The key matchup in Week 14 against Cleveland will of course be between rookie Myles Garrett and left tackle David Bakhtiari. The latter struggled in spots against Pittsburgh but was as reliable as they come versus Tampa Bay. Garrett is a different beast than anyone Bakhtiari faced from Tampa Bay, and offers more stunting chances for Cleveland. Here is where we’ll see if Green Bay has truly fixed its problems against slants and stunts.
Green Bay has blocked power plays better than zones as of late, but neither are all that promising. What has been glaring in recent weeks is how close guard Jahri Evans is to retirement. The former elite-level blocker just doesn’t bring what he once did to the game, something that was evident early and especially in the fourth quarter, when Buccaneers defensive tackle Gerald McCoy — who owns one of the league’s best get-offs — blew right past his inside shoulder for a tackle for loss.
Praise should be heaped on the pulling ability to Lane Taylor, who showed on a couple of different occasions that he excels at keeping his head on a swivel while following his course into the hole. He sealed off McCoy (Tampa Bay’s best defensive lineman) on a pull in the first half and wrapped into the hole to clear space for a Jamaal Williams on another run later in the half.
But Green Bay’s offense, as a whole, remains stuck in a low gear with no sign that it’s ever going to speed up. Even on the game-winning touchdown run, Aaron Jones took a handoff and ran into a wall of humans — because there wasn’t anywhere to run according to the designed play — before making his own course to the end zone for the walk-off winner.
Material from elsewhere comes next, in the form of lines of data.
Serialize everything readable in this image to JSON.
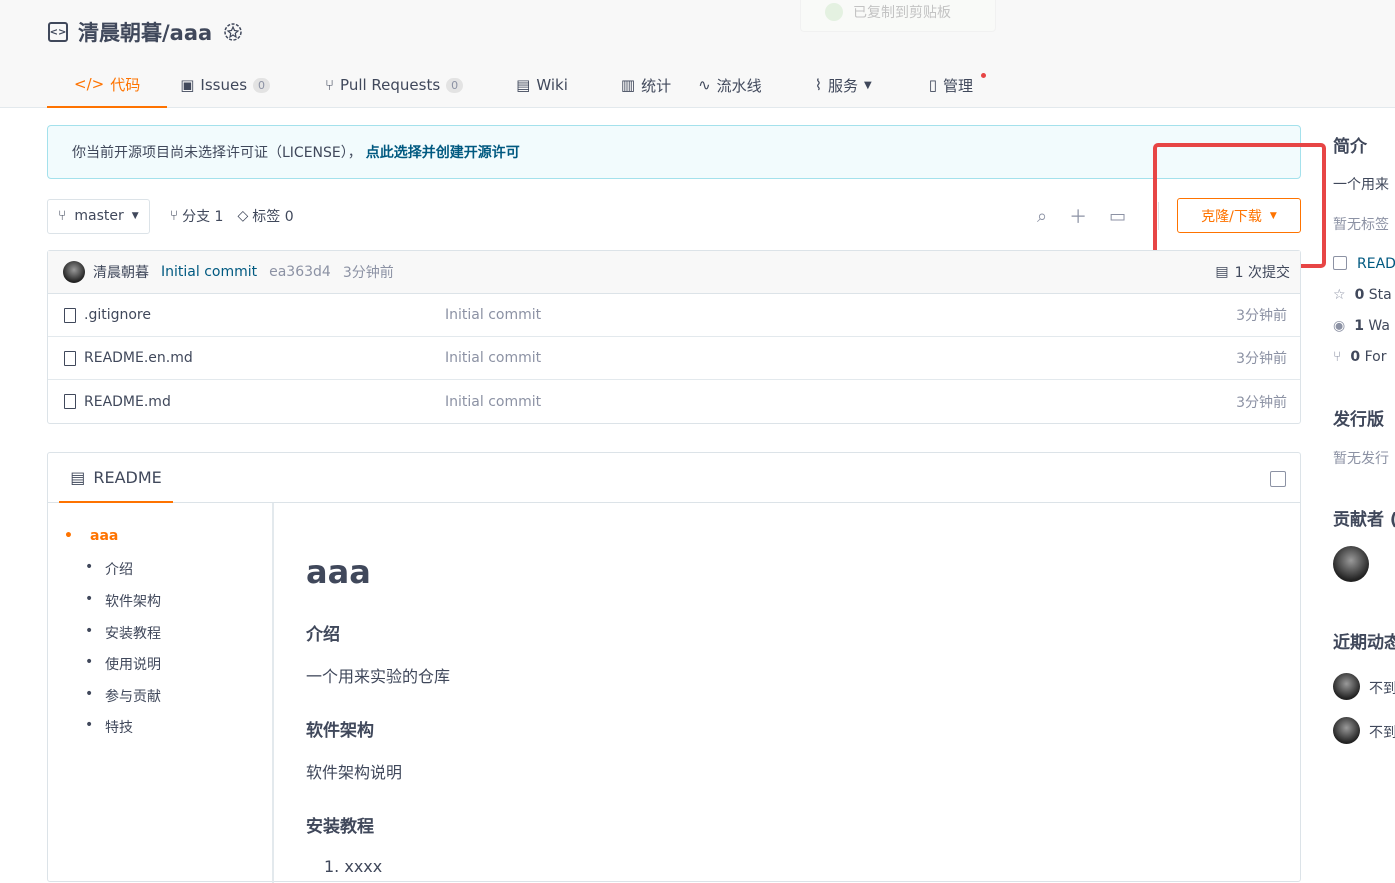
{
  "repo": {
    "name": "清晨朝暮/aaa",
    "toast_text": "已复制到剪贴板"
  },
  "tabs": [
    {
      "label": "代码"
    },
    {
      "label": "Issues",
      "count": "0"
    },
    {
      "label": "Pull Requests",
      "count": "0"
    },
    {
      "label": "Wiki"
    },
    {
      "label": "统计"
    },
    {
      "label": "流水线"
    },
    {
      "label": "服务"
    },
    {
      "label": "管理"
    }
  ],
  "license_notice": {
    "text": "你当前开源项目尚未选择许可证（LICENSE），",
    "link": "点此选择并创建开源许可"
  },
  "branchbar": {
    "branch": "master",
    "branches": "分支 1",
    "tags": "标签 0",
    "clone_label": "克隆/下载"
  },
  "commit": {
    "author": "清晨朝暮",
    "message": "Initial commit",
    "sha": "ea363d4",
    "time": "3分钟前",
    "commits": "1 次提交"
  },
  "files": [
    {
      "name": ".gitignore",
      "message": "Initial commit",
      "time": "3分钟前"
    },
    {
      "name": "README.en.md",
      "message": "Initial commit",
      "time": "3分钟前"
    },
    {
      "name": "README.md",
      "message": "Initial commit",
      "time": "3分钟前"
    }
  ],
  "readme": {
    "tab_label": "README",
    "toc_root": "aaa",
    "toc": [
      "介绍",
      "软件架构",
      "安装教程",
      "使用说明",
      "参与贡献",
      "特技"
    ],
    "title": "aaa",
    "s1_h": "介绍",
    "s1_p": "一个用来实验的仓库",
    "s2_h": "软件架构",
    "s2_p": "软件架构说明",
    "s3_h": "安装教程",
    "s3_item": "1. xxxx"
  },
  "sidebar": {
    "intro_h": "简介",
    "intro_text": "一个用来",
    "no_tags": "暂无标签",
    "readme_link": "READ",
    "stars": "0",
    "stars_label": "Sta",
    "watches": "1",
    "watches_label": "Wa",
    "forks": "0",
    "forks_label": "For",
    "release_h": "发行版",
    "no_release": "暂无发行",
    "contrib_h": "贡献者 (",
    "activity_h": "近期动态",
    "act1": "不到",
    "act2": "不到"
  }
}
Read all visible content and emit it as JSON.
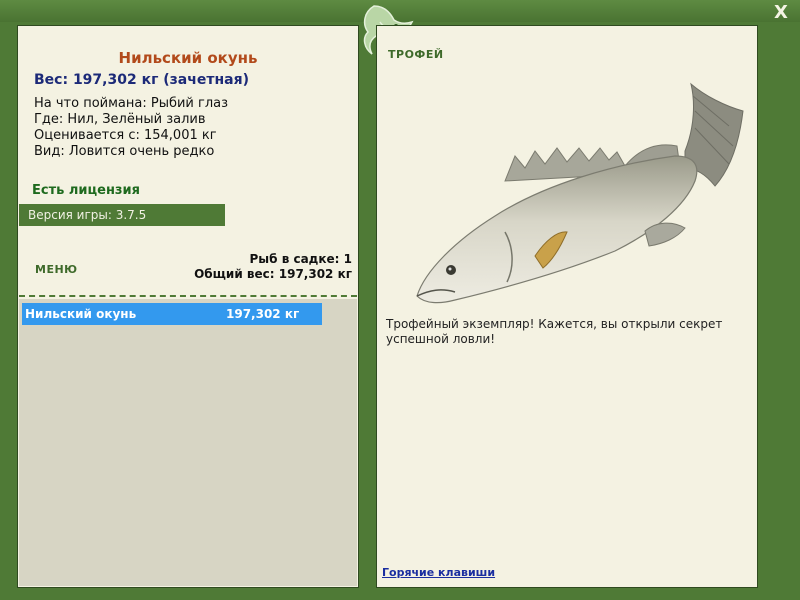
{
  "window": {
    "close_label": "X"
  },
  "fish": {
    "name": "Нильский окунь",
    "weight_line": "Вес: 197,302 кг (зачетная)",
    "bait": "На что поймана: Рыбий глаз",
    "place": "Где: Нил, Зелёный залив",
    "value": "Оценивается с: 154,001 кг",
    "rarity": "Вид: Ловится очень редко"
  },
  "license": "Есть лицензия",
  "version": "Версия игры: 3.7.5",
  "menu_label": "МЕНЮ",
  "cage": {
    "count": "Рыб в садке: 1",
    "total": "Общий вес: 197,302 кг",
    "items": [
      {
        "name": "Нильский окунь",
        "weight": "197,302 кг"
      }
    ]
  },
  "trophy": {
    "label": "ТРОФЕЙ",
    "text": "Трофейный экземпляр! Кажется, вы открыли секрет успешной ловли!"
  },
  "hotkeys": "Горячие клавиши"
}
Green Bay’s offense isn’t great. It’s not really even good. But that’s not on the offensive line. The Packersshould be interesting to watch when Rodgers returns, whether in contention or not, just to see how the offense transforms with him under center. Until then, bleh.